As such, preparations of a flight or a sailing trip are rather similar to rehearsals for an upcoming concert. While no lives are at stake during a performance, each performance benefits from thorough preparation.
During the preparation of a sailing trip, known landmarks, navigation marks and flare pattern are memorized, because they serve as milestones one needs to navigate in order to reach the intended destination. Orientation and navigation rely inherently on thorough preparation.
Nowadays, preparation times for a performance are at a premium—mostly for financial reasons. This means that each rehearsal needs to be used effectively. That is only possible with a clear plan and a structured approach. Those who have already played in a spa orchestra probably know how to play from sight, because each day’s program is different. The sheer mass of literature one has to absorb is gigantic and requires specific techniques and structures. Otherwise, it would be impossible to function in such an environment. Yet, it is precisely this kind of preparation that pays off handsomely in a hectic performance environment: it helps to avoid mistakes, remain cool and keep seeing the forest for the trees, whether in a professional orchestra or a brass band.
Navigation based on familiar characteristics
In addition to measure numbers, letters are a good way of structuring a score. As a rule, they only appear at the onset of important passages, e.g. new melody parts, or to indicate the places where new instruments or voices come in. That is where indications prove invaluable—especially if two sections are separated by a large number of rests.
Counting sluggards and ostinato motifs

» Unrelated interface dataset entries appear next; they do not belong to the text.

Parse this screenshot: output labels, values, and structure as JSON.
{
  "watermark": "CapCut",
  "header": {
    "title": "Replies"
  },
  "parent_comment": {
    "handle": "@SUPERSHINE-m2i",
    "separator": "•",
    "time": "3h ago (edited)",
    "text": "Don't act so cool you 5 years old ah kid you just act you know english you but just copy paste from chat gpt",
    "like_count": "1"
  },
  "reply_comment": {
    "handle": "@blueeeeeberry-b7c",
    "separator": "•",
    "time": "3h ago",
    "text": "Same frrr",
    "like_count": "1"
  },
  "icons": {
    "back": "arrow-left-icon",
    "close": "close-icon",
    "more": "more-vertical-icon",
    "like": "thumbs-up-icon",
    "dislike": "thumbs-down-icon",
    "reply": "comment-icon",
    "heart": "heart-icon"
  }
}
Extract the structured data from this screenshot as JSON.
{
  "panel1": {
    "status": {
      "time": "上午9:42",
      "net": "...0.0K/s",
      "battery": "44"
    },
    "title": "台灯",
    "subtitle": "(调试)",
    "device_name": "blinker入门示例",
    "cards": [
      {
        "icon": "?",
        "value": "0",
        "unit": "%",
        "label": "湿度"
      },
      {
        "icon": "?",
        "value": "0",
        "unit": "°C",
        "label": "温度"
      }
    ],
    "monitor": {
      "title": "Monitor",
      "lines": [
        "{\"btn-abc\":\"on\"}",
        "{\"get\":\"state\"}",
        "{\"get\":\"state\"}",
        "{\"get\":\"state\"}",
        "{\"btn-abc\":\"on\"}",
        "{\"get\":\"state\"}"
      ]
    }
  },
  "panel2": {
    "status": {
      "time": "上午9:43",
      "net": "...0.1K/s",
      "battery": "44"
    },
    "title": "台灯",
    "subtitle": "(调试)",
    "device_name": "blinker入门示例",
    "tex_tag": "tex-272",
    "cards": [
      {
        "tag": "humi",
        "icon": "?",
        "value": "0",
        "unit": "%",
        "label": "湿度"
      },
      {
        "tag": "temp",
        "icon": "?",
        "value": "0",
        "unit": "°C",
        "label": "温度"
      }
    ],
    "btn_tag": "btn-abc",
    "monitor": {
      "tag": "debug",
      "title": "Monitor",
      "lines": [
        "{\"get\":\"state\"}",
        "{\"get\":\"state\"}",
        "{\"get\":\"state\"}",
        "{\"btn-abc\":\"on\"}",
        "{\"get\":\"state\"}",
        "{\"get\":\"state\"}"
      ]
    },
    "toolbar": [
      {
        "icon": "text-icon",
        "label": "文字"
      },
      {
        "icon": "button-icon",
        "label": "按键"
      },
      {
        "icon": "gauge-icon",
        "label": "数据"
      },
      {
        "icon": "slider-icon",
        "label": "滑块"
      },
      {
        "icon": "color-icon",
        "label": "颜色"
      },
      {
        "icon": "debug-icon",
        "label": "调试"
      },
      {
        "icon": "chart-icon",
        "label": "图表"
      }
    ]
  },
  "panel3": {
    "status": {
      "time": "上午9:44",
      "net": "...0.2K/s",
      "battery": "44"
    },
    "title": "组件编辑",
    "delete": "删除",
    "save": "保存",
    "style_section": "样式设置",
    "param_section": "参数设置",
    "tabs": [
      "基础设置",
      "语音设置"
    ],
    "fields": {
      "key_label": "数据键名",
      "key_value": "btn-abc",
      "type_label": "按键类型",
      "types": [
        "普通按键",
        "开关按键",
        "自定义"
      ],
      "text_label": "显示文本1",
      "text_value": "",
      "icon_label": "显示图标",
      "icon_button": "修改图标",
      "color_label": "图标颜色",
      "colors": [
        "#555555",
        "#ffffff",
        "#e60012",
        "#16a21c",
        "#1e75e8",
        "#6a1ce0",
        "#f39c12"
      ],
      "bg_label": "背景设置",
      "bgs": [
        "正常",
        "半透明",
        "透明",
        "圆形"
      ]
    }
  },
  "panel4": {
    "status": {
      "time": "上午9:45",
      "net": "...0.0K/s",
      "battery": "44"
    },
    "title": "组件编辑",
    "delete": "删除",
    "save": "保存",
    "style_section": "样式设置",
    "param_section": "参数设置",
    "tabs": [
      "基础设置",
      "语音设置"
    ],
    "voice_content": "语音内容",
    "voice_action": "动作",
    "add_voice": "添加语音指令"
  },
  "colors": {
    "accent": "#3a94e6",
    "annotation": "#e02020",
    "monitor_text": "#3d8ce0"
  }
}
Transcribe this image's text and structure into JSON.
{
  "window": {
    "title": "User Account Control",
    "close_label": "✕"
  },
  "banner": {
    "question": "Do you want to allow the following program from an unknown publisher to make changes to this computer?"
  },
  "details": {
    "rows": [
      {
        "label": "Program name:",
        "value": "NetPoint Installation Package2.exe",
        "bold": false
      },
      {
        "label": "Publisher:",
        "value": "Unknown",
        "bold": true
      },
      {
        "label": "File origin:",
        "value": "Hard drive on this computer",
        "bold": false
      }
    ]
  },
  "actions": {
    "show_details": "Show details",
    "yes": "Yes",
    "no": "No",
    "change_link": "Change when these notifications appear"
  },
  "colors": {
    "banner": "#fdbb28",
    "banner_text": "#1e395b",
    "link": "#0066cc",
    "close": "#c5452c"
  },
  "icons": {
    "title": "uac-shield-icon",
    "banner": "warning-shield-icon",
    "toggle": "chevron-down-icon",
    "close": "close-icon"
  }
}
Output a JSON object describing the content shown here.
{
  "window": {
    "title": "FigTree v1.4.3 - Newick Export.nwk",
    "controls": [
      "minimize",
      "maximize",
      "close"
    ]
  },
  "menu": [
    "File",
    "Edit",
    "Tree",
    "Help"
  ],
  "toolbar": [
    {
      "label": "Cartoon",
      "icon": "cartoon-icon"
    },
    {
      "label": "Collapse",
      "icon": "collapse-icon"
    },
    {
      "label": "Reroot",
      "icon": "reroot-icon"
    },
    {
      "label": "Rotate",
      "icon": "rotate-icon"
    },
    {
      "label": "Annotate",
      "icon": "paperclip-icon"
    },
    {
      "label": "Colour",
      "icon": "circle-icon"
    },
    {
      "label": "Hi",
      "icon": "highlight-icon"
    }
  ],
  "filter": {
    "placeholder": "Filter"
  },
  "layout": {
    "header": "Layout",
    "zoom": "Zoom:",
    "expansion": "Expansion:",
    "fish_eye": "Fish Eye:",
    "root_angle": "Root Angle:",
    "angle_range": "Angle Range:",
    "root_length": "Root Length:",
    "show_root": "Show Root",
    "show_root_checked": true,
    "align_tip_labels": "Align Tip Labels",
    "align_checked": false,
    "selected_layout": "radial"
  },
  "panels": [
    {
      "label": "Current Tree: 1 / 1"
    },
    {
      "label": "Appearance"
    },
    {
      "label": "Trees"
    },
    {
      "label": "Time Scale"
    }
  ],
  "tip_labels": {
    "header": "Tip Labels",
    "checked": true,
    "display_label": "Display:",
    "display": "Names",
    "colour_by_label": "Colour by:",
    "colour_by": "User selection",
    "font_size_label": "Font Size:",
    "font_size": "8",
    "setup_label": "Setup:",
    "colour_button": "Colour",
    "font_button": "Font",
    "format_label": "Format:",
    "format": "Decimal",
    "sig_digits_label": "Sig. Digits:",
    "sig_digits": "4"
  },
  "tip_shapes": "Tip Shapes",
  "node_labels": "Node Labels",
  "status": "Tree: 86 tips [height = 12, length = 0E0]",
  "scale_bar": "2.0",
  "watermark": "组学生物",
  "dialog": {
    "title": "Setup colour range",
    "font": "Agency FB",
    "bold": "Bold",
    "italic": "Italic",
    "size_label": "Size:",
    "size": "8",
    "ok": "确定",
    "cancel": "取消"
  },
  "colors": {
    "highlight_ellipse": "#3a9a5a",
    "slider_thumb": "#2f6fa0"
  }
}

When under stress, concentration and orientation are the first things to go during repetitive patterns (ostinato) and repetitions (./.; called “sluggards” in German). I suggest numbering them, because forgetting one instance already has a dramatic effect.
Counting long rests
Counting rests with one hand is one of the things you should learn in class. While accidents will happen in an ensemble, wrong counts can be avoided and are generally considered a nuisance. My professor used to say: “If you can count banknotes, you can also count rests.” The thumb is important during such counting endeavors: it represents the figures 1, 6, 11, 16, 21, etc. Numbers 2, 3, 4 and 5 are counted by touching the thumb with the various fingers.
Signs from the conductor
First things first: each musician or singer is responsible for when they start playing. Waiting for a sign from the conductor does not mean that you can just sit there and wait. In the heat of the moment, quite a few maestros tend to forget to tell the various sections when to start—nobody is perfect. Trust No-one but Yourself.
In order to count the measures properly, one needs to know what beat the conductor is indicating: 4/4, 8/8, or alla breve 2/2?
Symbols indicating sections 1+2, Dal segno, Da capo, Coda, Trio and Repetitions
Score permitting, a (black or colored) pencil can be your best friend. Those who have already stood in for other musicians in a spa orchestra where different compositions are played each day, probably know what I mean. Most eyes tend to get lost during long jumps (as much as 2 pages back). This is where indications can prove simply indispensable.
Often, additional indications, like when to put on the cup mute, appear in odd places. In this case, the indication appears too late, i.e. at the onset of section “B”. It would be wiser to note this indication before section “A”, which would allow you to install the cup mute during your break. This helps you to prepare and to keep calm.
Notes regarding intonation
Intonational notes help with tricky chords in the orchestra. If my f'' was too high in rehearsal, I make a note (arrow down) so that it will be played a little lower the next time. Also the indication of special places with a (!), an accidental or the well-known spectacle sign warn in time of stumbling blocks.
Stress in situations where a page needs to be turned can be avoided by indicating the number of rest bars on the next page, which allows you to turn the page ahead of time. More often than not, the next page starts with a passage you need to play from the 1st measure. As a rule, only the score to be played should be on your music stand—this will help you avoid confusion or falling pages. Remember—it’s always good to be prepared.
Only the things you already know can be recognized. And that is what a rehearsal should be used for. Remember to add navigation clues and other useful indications, for this is the only way of remaining calm while doing everything right whenever the going gets tough. Use rehearsals wisely—Carpe studium.